=== Begin Enclosure ===

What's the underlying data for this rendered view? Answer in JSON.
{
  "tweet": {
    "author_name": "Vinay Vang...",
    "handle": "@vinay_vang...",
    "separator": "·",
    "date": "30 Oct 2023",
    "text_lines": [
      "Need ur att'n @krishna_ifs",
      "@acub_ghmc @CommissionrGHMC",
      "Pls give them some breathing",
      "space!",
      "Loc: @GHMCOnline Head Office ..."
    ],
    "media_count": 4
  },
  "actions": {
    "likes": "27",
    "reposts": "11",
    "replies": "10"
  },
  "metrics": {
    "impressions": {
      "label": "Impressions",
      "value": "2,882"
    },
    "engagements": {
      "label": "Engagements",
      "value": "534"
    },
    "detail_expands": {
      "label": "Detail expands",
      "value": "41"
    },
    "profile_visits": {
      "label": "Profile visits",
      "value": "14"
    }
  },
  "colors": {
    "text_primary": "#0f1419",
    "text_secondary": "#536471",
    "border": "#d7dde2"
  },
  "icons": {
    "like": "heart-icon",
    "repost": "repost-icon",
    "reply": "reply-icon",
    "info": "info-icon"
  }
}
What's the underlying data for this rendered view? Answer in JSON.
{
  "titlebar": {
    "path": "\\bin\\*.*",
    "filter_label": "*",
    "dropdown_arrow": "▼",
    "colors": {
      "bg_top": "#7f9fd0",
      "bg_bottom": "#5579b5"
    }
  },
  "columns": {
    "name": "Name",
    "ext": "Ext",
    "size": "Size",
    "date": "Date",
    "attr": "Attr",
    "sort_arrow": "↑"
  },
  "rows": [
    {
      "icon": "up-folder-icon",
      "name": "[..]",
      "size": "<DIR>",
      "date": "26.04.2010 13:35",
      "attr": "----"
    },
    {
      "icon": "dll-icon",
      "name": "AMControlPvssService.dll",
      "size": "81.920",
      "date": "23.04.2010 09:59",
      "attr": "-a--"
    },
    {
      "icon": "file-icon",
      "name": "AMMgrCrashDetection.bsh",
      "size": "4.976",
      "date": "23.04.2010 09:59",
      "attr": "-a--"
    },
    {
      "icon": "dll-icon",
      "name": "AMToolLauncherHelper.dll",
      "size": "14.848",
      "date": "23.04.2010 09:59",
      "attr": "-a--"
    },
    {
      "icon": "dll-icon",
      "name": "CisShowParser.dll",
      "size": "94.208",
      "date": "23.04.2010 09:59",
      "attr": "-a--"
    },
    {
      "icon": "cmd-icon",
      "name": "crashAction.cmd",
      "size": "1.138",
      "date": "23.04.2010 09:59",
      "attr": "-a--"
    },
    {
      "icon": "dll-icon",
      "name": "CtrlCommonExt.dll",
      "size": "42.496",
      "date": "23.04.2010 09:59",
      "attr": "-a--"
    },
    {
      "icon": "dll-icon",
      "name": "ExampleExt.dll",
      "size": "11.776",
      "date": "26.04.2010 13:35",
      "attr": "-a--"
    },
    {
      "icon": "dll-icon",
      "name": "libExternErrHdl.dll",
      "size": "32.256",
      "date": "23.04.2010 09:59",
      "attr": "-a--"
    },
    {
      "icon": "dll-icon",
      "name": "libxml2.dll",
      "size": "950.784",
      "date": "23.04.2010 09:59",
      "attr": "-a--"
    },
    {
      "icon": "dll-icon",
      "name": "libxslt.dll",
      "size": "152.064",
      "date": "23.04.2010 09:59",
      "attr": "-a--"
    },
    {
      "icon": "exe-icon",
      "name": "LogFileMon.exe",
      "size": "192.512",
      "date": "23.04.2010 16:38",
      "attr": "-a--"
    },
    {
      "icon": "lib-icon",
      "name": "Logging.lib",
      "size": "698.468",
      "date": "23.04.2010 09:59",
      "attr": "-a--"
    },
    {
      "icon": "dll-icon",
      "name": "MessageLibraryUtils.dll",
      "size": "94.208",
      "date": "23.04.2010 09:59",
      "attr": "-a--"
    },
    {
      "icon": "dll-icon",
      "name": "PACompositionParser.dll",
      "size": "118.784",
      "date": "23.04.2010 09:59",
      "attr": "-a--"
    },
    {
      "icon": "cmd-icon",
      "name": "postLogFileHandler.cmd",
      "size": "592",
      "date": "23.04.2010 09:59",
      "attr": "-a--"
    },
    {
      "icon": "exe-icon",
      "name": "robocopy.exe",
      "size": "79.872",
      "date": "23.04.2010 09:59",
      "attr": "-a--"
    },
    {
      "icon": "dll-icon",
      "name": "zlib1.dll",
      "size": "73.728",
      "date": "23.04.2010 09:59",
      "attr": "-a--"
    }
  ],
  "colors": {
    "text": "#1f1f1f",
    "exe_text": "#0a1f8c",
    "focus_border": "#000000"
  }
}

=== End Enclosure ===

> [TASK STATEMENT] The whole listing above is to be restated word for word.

> [EXERCISE RESPONSE]
What's the underlying data for this rendered view? Answer in JSON.
{
  "tweet": {
    "author_name": "Vinay Vang...",
    "handle": "@vinay_vang...",
    "separator": "·",
    "date": "30 Oct 2023",
    "text_lines": [
      "Need ur att'n @krishna_ifs",
      "@acub_ghmc @CommissionrGHMC",
      "Pls give them some breathing",
      "space!",
      "Loc: @GHMCOnline Head Office ..."
    ],
    "media_count": 4
  },
  "actions": {
    "likes": "27",
    "reposts": "11",
    "replies": "10"
  },
  "metrics": {
    "impressions": {
      "label": "Impressions",
      "value": "2,882"
    },
    "engagements": {
      "label": "Engagements",
      "value": "534"
    },
    "detail_expands": {
      "label": "Detail expands",
      "value": "41"
    },
    "profile_visits": {
      "label": "Profile visits",
      "value": "14"
    }
  },
  "colors": {
    "text_primary": "#0f1419",
    "text_secondary": "#536471",
    "border": "#d7dde2"
  },
  "icons": {
    "like": "heart-icon",
    "repost": "repost-icon",
    "reply": "reply-icon",
    "info": "info-icon"
  }
}
What's the underlying data for this rendered view? Answer in JSON.
{
  "titlebar": {
    "path": "\\bin\\*.*",
    "filter_label": "*",
    "dropdown_arrow": "▼",
    "colors": {
      "bg_top": "#7f9fd0",
      "bg_bottom": "#5579b5"
    }
  },
  "columns": {
    "name": "Name",
    "ext": "Ext",
    "size": "Size",
    "date": "Date",
    "attr": "Attr",
    "sort_arrow": "↑"
  },
  "rows": [
    {
      "icon": "up-folder-icon",
      "name": "[..]",
      "size": "<DIR>",
      "date": "26.04.2010 13:35",
      "attr": "----"
    },
    {
      "icon": "dll-icon",
      "name": "AMControlPvssService.dll",
      "size": "81.920",
      "date": "23.04.2010 09:59",
      "attr": "-a--"
    },
    {
      "icon": "file-icon",
      "name": "AMMgrCrashDetection.bsh",
      "size": "4.976",
      "date": "23.04.2010 09:59",
      "attr": "-a--"
    },
    {
      "icon": "dll-icon",
      "name": "AMToolLauncherHelper.dll",
      "size": "14.848",
      "date": "23.04.2010 09:59",
      "attr": "-a--"
    },
    {
      "icon": "dll-icon",
      "name": "CisShowParser.dll",
      "size": "94.208",
      "date": "23.04.2010 09:59",
      "attr": "-a--"
    },
    {
      "icon": "cmd-icon",
      "name": "crashAction.cmd",
      "size": "1.138",
      "date": "23.04.2010 09:59",
      "attr": "-a--"
    },
    {
      "icon": "dll-icon",
      "name": "CtrlCommonExt.dll",
      "size": "42.496",
      "date": "23.04.2010 09:59",
      "attr": "-a--"
    },
    {
      "icon": "dll-icon",
      "name": "ExampleExt.dll",
      "size": "11.776",
      "date": "26.04.2010 13:35",
      "attr": "-a--"
    },
    {
      "icon": "dll-icon",
      "name": "libExternErrHdl.dll",
      "size": "32.256",
      "date": "23.04.2010 09:59",
      "attr": "-a--"
    },
    {
      "icon": "dll-icon",
      "name": "libxml2.dll",
      "size": "950.784",
      "date": "23.04.2010 09:59",
      "attr": "-a--"
    },
    {
      "icon": "dll-icon",
      "name": "libxslt.dll",
      "size": "152.064",
      "date": "23.04.2010 09:59",
      "attr": "-a--"
    },
    {
      "icon": "exe-icon",
      "name": "LogFileMon.exe",
      "size": "192.512",
      "date": "23.04.2010 16:38",
      "attr": "-a--"
    },
    {
      "icon": "lib-icon",
      "name": "Logging.lib",
      "size": "698.468",
      "date": "23.04.2010 09:59",
      "attr": "-a--"
    },
    {
      "icon": "dll-icon",
      "name": "MessageLibraryUtils.dll",
      "size": "94.208",
      "date": "23.04.2010 09:59",
      "attr": "-a--"
    },
    {
      "icon": "dll-icon",
      "name": "PACompositionParser.dll",
      "size": "118.784",
      "date": "23.04.2010 09:59",
      "attr": "-a--"
    },
    {
      "icon": "cmd-icon",
      "name": "postLogFileHandler.cmd",
      "size": "592",
      "date": "23.04.2010 09:59",
      "attr": "-a--"
    },
    {
      "icon": "exe-icon",
      "name": "robocopy.exe",
      "size": "79.872",
      "date": "23.04.2010 09:59",
      "attr": "-a--"
    },
    {
      "icon": "dll-icon",
      "name": "zlib1.dll",
      "size": "73.728",
      "date": "23.04.2010 09:59",
      "attr": "-a--"
    }
  ],
  "colors": {
    "text": "#1f1f1f",
    "exe_text": "#0a1f8c",
    "focus_border": "#000000"
  }
}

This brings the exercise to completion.